[[ Provided data, beginning ]]

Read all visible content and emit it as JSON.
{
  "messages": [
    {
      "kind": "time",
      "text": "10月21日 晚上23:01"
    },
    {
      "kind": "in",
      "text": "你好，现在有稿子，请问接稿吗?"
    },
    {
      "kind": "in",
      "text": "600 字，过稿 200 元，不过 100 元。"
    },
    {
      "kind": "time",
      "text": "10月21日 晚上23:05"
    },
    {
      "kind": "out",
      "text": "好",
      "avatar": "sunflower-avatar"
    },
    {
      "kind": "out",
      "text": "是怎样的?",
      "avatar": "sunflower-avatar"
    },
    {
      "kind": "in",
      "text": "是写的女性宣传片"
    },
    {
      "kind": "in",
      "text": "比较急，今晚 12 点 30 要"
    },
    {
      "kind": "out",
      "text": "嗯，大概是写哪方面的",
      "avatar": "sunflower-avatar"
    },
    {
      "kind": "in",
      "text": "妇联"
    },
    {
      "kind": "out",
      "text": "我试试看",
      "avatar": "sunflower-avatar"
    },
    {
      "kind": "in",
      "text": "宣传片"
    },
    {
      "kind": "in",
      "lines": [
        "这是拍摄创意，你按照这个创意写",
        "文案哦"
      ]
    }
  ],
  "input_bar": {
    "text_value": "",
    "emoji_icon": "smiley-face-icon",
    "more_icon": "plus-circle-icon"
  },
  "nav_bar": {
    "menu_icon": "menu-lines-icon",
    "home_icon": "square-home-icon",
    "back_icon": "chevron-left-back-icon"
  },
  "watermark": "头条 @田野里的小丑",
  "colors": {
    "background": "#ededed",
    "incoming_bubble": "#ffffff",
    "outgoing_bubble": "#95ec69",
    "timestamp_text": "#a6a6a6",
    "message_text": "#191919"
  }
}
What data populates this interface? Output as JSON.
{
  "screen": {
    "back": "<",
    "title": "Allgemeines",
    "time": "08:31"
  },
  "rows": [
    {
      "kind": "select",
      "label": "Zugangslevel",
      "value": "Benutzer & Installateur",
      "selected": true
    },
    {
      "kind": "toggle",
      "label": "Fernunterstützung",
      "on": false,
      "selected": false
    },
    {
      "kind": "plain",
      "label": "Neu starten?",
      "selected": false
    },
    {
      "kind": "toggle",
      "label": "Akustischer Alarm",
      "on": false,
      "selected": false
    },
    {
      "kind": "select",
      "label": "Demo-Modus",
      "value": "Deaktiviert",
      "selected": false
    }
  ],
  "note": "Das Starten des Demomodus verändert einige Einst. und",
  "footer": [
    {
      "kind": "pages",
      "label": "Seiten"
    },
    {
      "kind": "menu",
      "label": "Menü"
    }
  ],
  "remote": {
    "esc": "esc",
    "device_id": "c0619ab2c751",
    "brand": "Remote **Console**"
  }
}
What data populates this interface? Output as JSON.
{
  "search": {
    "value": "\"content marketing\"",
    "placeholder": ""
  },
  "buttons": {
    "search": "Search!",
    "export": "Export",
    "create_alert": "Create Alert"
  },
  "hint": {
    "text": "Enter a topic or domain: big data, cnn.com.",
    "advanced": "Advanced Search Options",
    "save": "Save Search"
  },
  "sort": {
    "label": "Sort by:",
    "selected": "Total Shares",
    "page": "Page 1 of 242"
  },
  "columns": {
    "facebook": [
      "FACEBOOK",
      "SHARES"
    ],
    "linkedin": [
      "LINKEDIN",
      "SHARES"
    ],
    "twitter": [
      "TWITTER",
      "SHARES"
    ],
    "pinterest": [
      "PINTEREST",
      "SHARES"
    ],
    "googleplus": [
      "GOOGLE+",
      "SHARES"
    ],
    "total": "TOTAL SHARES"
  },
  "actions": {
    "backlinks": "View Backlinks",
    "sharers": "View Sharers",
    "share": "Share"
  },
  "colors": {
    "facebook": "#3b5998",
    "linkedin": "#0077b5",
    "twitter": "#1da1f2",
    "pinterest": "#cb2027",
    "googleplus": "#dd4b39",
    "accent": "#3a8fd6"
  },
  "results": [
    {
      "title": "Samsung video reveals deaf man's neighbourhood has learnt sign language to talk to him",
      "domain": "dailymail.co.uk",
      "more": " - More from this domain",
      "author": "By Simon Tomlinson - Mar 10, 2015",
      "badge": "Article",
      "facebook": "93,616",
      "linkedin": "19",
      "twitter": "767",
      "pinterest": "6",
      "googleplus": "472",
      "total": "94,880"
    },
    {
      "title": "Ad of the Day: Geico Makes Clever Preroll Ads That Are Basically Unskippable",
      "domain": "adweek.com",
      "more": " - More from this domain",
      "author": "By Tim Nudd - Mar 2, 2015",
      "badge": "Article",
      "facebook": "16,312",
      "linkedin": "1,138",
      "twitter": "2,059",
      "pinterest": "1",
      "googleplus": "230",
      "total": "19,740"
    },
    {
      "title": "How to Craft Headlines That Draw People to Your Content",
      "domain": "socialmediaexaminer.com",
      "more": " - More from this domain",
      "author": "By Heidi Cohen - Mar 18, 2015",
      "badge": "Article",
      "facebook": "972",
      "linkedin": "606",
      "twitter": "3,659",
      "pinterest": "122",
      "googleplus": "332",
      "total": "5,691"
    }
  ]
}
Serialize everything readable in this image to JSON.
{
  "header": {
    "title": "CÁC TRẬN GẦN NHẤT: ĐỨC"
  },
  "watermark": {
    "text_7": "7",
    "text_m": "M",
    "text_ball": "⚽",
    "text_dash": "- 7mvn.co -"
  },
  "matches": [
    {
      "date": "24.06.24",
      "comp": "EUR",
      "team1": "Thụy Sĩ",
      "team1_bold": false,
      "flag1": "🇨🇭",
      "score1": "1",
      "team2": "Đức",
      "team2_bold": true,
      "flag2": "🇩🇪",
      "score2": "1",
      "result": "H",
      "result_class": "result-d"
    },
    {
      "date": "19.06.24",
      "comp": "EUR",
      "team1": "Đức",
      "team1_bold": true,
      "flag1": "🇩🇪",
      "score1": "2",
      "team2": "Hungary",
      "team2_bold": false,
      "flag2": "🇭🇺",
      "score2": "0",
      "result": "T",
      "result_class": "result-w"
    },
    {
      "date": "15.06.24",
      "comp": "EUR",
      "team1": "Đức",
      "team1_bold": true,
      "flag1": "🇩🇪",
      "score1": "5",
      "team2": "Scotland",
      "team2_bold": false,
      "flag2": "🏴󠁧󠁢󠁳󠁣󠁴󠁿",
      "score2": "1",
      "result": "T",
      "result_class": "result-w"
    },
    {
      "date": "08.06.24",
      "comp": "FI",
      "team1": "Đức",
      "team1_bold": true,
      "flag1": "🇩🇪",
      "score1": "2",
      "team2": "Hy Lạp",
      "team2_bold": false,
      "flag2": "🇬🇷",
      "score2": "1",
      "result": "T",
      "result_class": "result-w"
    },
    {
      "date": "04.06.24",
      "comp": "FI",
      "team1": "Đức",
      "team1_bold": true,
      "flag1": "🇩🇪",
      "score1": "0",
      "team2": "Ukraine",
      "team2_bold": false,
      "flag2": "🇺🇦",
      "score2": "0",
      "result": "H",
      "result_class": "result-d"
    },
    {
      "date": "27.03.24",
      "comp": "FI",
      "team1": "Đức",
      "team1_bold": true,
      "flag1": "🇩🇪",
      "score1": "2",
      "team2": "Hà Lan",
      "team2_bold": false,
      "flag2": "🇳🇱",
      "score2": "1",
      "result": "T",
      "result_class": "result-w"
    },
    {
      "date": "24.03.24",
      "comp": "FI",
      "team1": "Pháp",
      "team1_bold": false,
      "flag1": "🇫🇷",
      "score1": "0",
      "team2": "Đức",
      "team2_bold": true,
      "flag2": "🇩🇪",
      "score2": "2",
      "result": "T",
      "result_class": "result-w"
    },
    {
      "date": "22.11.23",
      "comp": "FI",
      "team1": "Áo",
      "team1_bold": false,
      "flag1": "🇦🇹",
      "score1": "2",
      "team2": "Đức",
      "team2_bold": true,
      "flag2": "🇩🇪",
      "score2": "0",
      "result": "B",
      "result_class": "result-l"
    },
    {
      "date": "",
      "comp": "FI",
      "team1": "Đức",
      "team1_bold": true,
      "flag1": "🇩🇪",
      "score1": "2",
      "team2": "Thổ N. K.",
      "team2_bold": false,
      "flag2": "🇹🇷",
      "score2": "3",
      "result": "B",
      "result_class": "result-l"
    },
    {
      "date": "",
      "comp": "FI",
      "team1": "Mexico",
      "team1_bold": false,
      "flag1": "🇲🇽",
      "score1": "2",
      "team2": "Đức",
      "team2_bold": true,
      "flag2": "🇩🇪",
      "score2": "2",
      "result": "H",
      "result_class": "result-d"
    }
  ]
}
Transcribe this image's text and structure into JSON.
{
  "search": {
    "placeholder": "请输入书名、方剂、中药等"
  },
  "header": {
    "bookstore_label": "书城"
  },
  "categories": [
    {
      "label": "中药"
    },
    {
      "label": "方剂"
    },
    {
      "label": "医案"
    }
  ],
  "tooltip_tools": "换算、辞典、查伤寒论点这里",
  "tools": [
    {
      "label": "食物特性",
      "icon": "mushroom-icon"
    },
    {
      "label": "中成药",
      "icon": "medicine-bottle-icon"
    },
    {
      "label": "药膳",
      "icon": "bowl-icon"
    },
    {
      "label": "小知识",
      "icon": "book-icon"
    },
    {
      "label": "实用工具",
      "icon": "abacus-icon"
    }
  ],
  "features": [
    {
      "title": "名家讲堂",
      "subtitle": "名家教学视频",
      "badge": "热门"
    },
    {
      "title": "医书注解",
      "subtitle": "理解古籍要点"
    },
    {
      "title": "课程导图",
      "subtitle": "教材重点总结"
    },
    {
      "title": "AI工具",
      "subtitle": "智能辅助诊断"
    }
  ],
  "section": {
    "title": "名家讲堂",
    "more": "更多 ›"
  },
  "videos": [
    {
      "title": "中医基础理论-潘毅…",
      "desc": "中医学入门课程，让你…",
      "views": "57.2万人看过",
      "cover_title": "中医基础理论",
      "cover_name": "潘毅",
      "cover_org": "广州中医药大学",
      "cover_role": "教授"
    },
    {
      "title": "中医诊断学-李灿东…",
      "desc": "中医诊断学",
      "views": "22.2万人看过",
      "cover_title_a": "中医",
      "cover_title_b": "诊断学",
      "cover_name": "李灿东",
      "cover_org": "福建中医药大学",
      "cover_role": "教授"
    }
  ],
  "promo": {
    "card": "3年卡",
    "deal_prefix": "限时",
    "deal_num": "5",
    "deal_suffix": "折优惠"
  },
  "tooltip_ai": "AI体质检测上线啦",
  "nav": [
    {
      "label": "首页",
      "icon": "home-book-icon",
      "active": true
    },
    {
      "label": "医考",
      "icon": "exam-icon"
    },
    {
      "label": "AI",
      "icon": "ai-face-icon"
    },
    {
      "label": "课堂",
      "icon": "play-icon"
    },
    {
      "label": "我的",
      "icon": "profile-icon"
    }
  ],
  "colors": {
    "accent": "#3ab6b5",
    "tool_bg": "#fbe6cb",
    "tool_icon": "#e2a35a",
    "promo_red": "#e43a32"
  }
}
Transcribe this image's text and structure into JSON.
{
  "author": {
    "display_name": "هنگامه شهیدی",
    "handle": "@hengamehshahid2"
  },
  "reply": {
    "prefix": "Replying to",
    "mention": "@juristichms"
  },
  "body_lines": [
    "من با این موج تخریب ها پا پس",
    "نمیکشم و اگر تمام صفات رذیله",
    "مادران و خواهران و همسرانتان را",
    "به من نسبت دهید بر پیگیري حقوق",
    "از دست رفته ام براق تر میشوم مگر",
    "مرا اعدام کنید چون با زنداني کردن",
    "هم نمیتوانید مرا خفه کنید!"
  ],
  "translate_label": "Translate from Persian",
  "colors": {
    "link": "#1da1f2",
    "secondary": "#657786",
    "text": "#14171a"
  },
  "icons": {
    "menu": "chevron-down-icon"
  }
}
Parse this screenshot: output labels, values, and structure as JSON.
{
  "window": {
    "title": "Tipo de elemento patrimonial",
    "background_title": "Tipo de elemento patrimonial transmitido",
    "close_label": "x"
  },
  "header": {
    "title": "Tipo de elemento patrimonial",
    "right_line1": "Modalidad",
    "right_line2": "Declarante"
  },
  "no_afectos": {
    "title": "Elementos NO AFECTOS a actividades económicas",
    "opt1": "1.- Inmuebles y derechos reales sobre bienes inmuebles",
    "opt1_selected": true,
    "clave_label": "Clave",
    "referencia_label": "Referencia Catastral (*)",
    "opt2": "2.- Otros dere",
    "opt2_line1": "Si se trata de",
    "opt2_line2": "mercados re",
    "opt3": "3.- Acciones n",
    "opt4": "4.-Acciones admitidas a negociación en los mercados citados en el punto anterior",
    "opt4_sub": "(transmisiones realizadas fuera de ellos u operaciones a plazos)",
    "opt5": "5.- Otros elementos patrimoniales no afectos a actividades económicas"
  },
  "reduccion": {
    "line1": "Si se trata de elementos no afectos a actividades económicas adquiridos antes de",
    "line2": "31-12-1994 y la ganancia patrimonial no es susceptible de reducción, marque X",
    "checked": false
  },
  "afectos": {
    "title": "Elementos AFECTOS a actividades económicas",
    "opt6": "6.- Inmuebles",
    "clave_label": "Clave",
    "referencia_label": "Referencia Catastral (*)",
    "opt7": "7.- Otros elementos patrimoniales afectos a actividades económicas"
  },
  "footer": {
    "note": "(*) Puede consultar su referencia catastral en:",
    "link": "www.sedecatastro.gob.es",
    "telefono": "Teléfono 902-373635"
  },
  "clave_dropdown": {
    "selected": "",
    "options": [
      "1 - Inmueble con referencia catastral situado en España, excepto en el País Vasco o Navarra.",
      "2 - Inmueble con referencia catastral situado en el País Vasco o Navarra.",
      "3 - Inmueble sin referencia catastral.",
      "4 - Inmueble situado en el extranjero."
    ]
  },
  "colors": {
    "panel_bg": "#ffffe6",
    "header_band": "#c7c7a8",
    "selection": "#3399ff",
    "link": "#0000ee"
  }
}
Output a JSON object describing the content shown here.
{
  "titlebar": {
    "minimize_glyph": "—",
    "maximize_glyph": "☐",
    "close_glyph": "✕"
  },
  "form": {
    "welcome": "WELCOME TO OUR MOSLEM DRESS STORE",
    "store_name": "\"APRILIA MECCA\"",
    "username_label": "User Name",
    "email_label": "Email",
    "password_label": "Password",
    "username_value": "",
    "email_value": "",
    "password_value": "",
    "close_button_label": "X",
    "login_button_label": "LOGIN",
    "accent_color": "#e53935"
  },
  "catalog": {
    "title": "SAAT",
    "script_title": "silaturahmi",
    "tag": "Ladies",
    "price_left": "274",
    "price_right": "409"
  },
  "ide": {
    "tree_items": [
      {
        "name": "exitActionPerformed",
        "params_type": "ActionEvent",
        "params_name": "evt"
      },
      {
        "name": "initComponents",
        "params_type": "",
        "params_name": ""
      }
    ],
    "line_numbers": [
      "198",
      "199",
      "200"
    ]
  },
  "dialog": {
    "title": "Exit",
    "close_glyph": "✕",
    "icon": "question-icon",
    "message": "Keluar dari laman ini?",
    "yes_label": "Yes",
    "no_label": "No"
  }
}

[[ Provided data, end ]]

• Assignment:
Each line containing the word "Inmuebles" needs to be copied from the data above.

• Exercise answer:
    "opt1": "1.- Inmuebles y derechos reales sobre bienes inmuebles",
    "opt6": "6.- Inmuebles",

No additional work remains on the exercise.